THE Battle of Berlin ended on May 2nd 1945 with the surrender of General Helmuth Weidling, German commander of the Berlin Defence Area, to General Vasily Chuikov of the Soviet army. Yevgeny Dolmatovsky, a Russian writer who was a lieutenant in the army, took the minutes for the negotiations. Once the surrender had been signed, he recited poems at the Brandenburg Gate.
A photograph of a smiling Dolmatovsky (pictured) near the ruined Reichstag, with a bust of Hitler under his arm, is the main image of “1945: Defeat. Liberation. New Beginning”, an exhibition at the German Historical Museum in Berlin. This challenging show marks the 70th anniversary of the end of the second world war, and the photograph is a fitting incarnation of its three aspects: the defeat of Nazi Germany, the ending of the most devastating war of the 20th century, and the glimmer of hope that Europe could make a new beginning.
Given that the exhibition aims to look across the continent at the end of the conflict and the first five years of post-war development, it has an extraordinary amount to cover. With over 500 items—photographs, newspaper clippings, posters and a lot of personal belongings—there is much for the visitor to see, but it still ends up feeling thin.
It begins with a display of eye-catching statistics, among them the 45m war dead in Europe, the 7m forced labourers and 400, 000 concentration-camp prisoners who were liberated at the end of the conflict, and the 13m victims of Nazi crimes. The museum tries to give such giant numbers more resonance by displaying beside them the stories of 36 very different people: old and young, perpetrators and victims, collaborators and resistance fighters; three people from each of the 12 European countries that the exhibition considers.
Walkways lead from the stories to sections dealing with each country: Germany, Austria, Czechoslovakia, Poland, Britain, Denmark, Norway, Luxembourg, the Netherlands, Belgium, France and the Soviet Union. Countries of the Balkans and southern European are notable by their absence. Given that recent political debate in Germany has been dominated by the Greek demand for nearly €280 billion in reparations relating to Nazi atrocities between 1941 and 1944, it would have been interesting to see some coverage of the Greeks’ plight. But Maja Peers and Babette Quinkert, the curators, say they wanted to concentrate on the country’s direct neighbours, plus the Soviet Union and the United Kingdom.
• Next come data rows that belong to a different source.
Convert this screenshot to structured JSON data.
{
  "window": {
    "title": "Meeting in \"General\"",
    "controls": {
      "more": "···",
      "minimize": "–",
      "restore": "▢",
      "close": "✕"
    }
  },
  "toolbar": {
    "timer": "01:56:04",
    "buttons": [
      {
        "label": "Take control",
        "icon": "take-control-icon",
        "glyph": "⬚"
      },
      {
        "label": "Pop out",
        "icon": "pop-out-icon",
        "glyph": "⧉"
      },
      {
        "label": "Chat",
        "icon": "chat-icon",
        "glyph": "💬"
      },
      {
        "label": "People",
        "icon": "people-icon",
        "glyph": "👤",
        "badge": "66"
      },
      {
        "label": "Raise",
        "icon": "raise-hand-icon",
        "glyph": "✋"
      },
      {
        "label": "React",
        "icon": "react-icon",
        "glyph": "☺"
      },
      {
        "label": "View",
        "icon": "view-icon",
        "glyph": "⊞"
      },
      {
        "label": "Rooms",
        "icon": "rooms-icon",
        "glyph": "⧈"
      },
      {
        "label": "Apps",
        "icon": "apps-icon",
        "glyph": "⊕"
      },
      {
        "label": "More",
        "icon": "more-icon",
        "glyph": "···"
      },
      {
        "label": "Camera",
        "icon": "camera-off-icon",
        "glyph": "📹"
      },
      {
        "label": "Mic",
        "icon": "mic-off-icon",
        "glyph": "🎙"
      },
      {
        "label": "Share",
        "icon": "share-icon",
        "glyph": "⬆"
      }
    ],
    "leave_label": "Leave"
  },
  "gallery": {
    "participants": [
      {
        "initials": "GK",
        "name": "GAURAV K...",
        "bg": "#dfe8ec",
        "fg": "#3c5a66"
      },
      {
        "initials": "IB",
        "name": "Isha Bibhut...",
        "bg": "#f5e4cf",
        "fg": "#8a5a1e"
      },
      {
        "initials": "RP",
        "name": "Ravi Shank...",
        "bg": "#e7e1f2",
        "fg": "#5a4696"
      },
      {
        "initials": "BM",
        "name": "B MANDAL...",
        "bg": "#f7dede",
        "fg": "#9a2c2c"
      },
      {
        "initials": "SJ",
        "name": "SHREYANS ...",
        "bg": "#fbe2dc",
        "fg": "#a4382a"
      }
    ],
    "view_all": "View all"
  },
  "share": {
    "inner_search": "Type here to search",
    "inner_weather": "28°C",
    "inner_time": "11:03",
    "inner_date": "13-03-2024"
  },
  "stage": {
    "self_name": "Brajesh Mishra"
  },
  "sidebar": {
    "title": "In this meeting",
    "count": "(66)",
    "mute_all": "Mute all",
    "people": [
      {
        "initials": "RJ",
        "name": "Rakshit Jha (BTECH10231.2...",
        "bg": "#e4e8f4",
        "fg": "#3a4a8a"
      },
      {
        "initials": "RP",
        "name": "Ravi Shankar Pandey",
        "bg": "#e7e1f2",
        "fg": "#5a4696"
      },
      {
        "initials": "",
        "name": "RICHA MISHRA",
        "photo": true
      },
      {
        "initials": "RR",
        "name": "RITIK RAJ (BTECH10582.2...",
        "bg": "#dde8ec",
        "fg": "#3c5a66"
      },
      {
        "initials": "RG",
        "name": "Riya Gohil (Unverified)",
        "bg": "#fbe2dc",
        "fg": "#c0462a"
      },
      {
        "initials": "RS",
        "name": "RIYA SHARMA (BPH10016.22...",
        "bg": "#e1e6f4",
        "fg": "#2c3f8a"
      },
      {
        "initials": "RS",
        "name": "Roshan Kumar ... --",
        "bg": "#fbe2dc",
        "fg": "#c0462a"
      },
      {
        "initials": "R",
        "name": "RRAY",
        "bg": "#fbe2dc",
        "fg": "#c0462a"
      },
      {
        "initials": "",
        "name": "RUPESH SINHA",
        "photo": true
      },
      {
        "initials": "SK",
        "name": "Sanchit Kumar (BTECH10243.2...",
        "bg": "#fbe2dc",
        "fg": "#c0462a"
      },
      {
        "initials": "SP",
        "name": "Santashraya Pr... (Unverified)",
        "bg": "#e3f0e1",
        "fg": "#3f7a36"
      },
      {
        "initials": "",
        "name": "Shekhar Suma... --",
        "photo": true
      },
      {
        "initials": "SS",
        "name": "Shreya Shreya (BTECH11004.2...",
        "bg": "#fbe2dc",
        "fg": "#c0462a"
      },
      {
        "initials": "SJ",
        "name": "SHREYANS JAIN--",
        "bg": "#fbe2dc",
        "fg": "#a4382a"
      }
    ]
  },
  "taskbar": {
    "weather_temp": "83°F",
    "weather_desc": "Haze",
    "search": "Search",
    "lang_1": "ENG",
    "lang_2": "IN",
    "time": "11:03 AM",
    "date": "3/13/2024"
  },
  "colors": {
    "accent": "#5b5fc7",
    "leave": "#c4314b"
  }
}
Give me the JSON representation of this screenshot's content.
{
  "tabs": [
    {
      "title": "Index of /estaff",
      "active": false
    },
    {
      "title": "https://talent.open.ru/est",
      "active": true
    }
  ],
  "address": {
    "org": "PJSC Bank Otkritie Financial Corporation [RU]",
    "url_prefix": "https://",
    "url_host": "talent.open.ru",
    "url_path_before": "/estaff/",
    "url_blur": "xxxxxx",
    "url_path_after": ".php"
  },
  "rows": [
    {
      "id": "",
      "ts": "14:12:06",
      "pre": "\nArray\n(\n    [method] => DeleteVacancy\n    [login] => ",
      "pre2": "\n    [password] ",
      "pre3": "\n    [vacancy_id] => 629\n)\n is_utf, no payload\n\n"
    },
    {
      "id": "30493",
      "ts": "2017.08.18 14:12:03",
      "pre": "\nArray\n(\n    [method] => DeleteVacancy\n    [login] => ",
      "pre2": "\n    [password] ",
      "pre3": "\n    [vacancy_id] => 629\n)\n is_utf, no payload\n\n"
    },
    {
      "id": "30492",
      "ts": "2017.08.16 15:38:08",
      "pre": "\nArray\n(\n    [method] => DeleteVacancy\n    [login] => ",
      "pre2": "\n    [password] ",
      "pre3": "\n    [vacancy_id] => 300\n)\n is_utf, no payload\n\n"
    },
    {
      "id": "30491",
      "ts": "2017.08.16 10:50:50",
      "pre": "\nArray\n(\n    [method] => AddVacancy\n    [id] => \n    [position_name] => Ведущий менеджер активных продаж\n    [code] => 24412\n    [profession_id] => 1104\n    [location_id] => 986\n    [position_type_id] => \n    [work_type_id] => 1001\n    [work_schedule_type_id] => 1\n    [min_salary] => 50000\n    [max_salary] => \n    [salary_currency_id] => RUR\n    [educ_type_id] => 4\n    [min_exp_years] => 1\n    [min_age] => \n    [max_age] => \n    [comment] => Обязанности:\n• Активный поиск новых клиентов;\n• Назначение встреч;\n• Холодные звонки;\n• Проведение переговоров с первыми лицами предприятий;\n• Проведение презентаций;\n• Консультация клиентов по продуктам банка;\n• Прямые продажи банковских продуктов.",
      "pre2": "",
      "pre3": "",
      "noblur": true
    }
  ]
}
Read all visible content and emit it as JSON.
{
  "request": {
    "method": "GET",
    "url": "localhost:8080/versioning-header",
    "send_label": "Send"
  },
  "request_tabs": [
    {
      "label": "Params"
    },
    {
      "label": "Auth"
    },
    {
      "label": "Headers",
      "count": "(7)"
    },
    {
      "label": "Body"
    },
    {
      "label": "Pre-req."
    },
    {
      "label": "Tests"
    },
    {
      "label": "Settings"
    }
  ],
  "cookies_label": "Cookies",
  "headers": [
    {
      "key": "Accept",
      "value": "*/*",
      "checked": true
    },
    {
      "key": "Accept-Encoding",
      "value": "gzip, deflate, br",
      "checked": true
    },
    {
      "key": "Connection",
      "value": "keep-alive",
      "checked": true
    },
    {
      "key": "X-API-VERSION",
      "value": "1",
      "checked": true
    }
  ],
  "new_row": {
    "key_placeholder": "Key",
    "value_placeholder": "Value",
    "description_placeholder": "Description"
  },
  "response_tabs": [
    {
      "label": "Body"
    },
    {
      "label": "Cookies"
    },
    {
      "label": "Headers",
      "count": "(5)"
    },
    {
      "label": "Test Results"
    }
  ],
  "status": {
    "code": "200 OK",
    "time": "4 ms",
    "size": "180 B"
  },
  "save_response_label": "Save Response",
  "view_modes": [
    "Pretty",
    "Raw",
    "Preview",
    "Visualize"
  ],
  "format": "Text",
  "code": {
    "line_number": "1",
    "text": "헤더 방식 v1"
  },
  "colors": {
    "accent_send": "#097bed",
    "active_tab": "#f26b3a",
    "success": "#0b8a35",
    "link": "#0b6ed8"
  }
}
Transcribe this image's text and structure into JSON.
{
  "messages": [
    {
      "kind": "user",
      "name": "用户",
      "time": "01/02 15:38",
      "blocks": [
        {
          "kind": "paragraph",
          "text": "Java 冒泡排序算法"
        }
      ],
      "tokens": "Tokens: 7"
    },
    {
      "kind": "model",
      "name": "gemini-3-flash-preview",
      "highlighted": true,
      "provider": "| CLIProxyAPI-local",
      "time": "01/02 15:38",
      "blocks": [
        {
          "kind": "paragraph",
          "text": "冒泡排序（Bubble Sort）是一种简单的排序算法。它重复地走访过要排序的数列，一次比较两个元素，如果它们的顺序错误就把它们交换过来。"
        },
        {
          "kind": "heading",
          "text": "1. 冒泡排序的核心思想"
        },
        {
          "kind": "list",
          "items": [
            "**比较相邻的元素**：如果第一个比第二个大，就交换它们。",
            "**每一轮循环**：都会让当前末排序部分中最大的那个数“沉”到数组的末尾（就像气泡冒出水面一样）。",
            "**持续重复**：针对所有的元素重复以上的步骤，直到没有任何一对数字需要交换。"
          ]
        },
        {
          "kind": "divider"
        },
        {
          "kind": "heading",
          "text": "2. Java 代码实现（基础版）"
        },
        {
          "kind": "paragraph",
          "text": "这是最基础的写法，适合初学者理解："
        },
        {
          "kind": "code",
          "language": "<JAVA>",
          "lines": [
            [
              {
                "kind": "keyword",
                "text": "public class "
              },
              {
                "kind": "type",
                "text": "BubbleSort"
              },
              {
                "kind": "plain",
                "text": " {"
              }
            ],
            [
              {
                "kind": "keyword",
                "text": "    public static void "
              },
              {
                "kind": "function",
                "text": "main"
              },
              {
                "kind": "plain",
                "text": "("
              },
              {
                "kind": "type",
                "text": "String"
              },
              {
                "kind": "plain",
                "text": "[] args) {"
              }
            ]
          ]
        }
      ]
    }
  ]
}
They also included Norway as a good example of the sheer complexity of the war, a place of resistance and collaboration. Among items of Norwegian paraphernalia are a flag of the resistance movement, Milorg, made of parachute silk. Its design has three fir trees in the middle, to symbolise fighters known as the “boys in the forest”.
The exhibition makes a brief attempt to look critically at Soviet expansionism after the war. The Baltic states, which had been annexed by the Soviet Union in 1940, and then overrun by the Germans in 1941, did not achieve independence after liberation. So visitors can see a Lithuanian propaganda poster from 1949, designed to demonstrate support for the development of a common Soviet culture and socialist state. It shows a woman in traditional Lithuanian costume, with a local edition of Pravda and books by renowned Lithuanian writers—and a huge Stalin medal in the background.
There is no doubting the ambition of this project “to see further than the end of one’s nose” as Alexander Koch, the museum’s president, puts it. But despite great photos, recordings of interviews with eyewitnesses and newscasts about the end of the war in various languages, it touches almost imperceptibly on post-war developments. An examination of the conflict and its aftermath requires rather more than this.